Wednesday, 12 March 2014
Welcome back to the housing merry-go-round
The news that UK house prices are now rising pretty fast should come as no surprise to anyone. Massive pent-up demand? Check. Crazy government plans to guarantee a vast slice of the country's mortgage debt? Tick: here's looking at you, Help to Buy. Lack of building? Oh yes.
We've seen it all before, each time with another dollop of self-justification and hypocrisy. The secondary banking crash of 1972-73. The run on couples' Mortgage Income Tax Relief that exploded in the government's face between 1988 and 1990. The repercussions of the bank runs and financial crisis of 2007-2008. And now we're just about ready to do it all again - go for a few years of asset-driven borrowing, only to wear hair shirt and eat humble pie in a few years' time.
We've got ourselves into a situation where more than half the nation's wealth is now tied up in property. That's most acute in London, of course. It's now getting to the stage where the merely ordinary rich - journalists such as Rachel Johnson - have for some time been sadly reflecting that they just can't keep up with the super-affluent: the families of unbelievably wealthy New York bankers and the like. Whole neighbourhoods of central London, once notable for their cheek-by-jowl mixed-up-ness, are being hollowed out by their reliance on the sheer weight of money emanating from such sources.
Now that has certain consequences for getting yourself out of the sort of hole we've been in for so long. It means that people can easily be made to feel richer, going out and spending as they feel nominally wealthier. It means that building and construction can be pumped up pretty quickly (once the weather abates) - albeit from a pitifully low base we haven't known in domestic housebuilding since the 1920s. But in the long term, it's just another turn of the screw on young people, the priced-out and the poorer. It's not just the wellsprings of communal life in London that are being poisoned. Property prices in southern English cities such as Oxford are now up to eleven or twelve times residents' incomes. That cannot be sustainable. It cannot be good for labour mobility, long-term income restraint or productivity - but it's a tempting, addictive, high-octane mix that Britain has now proved incapable of weaning itself off for four economic cycles in a row.
The long and the short of it: any historian can tell you that this one will end in tears.

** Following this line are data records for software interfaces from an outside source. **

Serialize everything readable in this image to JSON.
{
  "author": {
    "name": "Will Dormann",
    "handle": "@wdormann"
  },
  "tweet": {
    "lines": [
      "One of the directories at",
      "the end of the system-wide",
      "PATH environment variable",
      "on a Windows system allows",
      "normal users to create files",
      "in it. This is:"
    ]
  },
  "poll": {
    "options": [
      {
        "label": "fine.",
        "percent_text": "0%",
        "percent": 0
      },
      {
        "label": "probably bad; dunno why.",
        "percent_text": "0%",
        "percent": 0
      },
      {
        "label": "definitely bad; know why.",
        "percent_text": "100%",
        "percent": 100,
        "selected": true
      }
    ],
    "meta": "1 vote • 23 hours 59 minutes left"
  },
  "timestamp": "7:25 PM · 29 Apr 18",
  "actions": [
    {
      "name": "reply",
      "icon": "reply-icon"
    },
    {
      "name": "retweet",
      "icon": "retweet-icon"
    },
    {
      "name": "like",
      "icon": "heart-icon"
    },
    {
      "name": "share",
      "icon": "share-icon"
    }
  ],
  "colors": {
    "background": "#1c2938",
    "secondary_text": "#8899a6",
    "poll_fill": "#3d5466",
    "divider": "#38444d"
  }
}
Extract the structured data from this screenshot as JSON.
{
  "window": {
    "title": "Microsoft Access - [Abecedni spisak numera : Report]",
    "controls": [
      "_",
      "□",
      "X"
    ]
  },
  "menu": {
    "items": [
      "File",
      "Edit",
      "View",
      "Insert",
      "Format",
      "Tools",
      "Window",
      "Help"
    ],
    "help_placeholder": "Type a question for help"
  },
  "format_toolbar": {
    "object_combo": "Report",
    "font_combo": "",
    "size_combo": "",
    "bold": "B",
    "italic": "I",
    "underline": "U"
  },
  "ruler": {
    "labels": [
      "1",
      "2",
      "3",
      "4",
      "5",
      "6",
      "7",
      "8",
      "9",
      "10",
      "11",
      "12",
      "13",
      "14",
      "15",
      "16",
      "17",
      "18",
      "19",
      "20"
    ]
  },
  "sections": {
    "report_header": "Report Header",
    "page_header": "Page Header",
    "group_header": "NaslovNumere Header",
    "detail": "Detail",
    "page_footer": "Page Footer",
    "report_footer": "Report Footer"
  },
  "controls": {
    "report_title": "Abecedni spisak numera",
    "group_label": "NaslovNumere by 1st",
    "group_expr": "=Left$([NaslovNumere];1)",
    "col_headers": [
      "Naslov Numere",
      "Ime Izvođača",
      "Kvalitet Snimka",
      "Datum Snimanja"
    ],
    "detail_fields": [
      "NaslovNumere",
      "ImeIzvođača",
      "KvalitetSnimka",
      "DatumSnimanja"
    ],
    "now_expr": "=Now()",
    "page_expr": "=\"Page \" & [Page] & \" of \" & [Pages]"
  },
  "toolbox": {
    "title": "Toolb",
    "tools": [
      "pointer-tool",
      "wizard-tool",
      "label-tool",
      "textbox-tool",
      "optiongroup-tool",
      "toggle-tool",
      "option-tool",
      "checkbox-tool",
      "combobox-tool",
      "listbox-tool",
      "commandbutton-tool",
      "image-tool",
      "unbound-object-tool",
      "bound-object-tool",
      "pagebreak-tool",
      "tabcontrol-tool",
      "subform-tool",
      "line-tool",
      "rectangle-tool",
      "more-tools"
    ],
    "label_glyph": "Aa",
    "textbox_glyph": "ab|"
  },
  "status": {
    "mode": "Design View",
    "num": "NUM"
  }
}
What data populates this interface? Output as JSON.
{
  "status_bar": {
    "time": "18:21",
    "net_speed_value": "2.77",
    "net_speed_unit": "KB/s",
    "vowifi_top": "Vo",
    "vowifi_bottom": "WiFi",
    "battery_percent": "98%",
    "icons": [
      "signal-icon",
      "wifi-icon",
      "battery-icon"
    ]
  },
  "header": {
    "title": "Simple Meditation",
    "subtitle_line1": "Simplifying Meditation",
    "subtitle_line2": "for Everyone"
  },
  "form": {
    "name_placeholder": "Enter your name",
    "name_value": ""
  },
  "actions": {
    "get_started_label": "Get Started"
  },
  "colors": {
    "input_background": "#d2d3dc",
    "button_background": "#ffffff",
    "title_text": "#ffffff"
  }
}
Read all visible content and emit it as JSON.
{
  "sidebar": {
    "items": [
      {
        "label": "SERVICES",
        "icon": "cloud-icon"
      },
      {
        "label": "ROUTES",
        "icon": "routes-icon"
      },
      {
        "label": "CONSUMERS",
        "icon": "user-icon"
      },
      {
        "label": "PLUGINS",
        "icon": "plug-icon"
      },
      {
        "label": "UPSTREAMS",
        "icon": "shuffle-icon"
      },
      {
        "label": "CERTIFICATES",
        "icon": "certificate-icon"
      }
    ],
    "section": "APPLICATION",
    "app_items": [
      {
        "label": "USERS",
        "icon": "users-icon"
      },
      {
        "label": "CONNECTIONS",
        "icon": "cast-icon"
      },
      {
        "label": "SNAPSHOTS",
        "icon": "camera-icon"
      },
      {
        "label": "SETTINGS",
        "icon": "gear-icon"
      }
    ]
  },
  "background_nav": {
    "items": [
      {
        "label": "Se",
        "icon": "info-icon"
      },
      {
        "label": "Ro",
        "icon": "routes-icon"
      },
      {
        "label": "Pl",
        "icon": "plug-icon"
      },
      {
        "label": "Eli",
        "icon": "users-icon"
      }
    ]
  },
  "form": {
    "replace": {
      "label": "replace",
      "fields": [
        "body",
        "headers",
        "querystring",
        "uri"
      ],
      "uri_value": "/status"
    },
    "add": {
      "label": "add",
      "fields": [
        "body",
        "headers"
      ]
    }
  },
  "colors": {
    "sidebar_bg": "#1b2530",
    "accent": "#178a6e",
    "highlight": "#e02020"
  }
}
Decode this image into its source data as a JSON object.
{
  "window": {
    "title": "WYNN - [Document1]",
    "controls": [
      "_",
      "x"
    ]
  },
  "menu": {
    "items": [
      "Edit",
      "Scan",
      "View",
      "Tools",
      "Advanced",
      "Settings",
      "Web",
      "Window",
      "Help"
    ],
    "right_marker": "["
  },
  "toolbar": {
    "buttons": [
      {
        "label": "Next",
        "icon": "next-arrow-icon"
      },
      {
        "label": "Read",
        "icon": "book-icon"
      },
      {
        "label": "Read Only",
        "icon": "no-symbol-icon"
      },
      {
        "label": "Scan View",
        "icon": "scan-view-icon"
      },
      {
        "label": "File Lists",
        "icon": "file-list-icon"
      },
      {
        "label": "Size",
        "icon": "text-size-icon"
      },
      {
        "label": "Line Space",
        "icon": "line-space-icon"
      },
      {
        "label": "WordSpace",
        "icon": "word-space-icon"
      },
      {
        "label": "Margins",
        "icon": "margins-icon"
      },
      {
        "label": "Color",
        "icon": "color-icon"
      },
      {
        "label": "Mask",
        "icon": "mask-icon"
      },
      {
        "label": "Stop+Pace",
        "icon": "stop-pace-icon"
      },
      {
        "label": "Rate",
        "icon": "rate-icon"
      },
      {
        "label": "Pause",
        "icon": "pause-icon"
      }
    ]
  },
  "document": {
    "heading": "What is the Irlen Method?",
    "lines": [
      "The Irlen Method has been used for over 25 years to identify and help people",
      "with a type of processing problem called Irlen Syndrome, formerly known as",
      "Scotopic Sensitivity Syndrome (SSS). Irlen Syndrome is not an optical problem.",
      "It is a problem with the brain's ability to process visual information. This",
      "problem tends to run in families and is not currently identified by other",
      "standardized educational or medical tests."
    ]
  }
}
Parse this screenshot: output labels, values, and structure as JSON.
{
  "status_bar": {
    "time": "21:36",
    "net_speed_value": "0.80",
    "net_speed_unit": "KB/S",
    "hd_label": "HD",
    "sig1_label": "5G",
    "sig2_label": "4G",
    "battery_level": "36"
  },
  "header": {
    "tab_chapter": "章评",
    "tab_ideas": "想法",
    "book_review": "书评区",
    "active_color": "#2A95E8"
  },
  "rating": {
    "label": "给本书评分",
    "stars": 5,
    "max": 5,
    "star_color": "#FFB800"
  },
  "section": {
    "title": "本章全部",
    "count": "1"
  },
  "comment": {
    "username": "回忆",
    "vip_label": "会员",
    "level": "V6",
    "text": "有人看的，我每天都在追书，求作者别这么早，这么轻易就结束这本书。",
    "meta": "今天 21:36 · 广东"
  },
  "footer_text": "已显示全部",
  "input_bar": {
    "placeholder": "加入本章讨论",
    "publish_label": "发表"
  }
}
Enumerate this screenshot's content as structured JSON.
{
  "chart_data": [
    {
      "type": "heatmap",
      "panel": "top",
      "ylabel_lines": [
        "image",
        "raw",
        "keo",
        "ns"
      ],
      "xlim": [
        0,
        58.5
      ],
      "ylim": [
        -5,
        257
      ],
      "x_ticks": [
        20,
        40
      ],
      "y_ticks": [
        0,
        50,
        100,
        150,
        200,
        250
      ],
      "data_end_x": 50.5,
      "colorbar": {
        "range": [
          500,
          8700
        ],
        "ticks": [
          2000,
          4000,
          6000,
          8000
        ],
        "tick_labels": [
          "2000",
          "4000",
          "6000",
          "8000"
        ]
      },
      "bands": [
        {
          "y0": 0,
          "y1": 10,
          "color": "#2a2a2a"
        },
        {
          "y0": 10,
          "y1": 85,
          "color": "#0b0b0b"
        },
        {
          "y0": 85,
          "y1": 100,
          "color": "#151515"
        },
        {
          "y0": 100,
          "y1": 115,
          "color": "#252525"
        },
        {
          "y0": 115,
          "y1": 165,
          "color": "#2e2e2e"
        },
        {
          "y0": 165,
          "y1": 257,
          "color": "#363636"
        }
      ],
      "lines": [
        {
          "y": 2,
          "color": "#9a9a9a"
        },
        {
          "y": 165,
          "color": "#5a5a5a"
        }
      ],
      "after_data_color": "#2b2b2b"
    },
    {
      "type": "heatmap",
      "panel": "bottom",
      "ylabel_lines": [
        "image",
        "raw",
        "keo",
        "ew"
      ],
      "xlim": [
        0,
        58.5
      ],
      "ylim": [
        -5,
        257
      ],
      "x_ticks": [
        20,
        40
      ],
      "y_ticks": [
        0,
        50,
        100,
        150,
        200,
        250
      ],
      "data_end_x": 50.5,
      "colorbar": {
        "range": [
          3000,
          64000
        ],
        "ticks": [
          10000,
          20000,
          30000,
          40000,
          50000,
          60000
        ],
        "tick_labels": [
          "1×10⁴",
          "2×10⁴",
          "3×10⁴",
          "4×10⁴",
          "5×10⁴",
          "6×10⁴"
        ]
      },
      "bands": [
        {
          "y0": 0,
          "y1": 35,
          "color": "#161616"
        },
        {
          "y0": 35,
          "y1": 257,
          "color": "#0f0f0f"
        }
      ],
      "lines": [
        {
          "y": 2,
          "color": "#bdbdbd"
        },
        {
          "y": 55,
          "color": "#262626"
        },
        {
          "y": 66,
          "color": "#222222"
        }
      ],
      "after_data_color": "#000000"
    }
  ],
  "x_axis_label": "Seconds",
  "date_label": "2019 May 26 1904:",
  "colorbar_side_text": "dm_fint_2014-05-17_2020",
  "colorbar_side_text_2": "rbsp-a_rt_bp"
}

Pay down your mortgage as fast as you can while interest rates are low, before any other shocks hit the world economy (there are always some lurking out there, like rocks in the asteroid belt). And don't let anyone - television programmer, boosterish investor, boorish 'expert' - tell you anything different.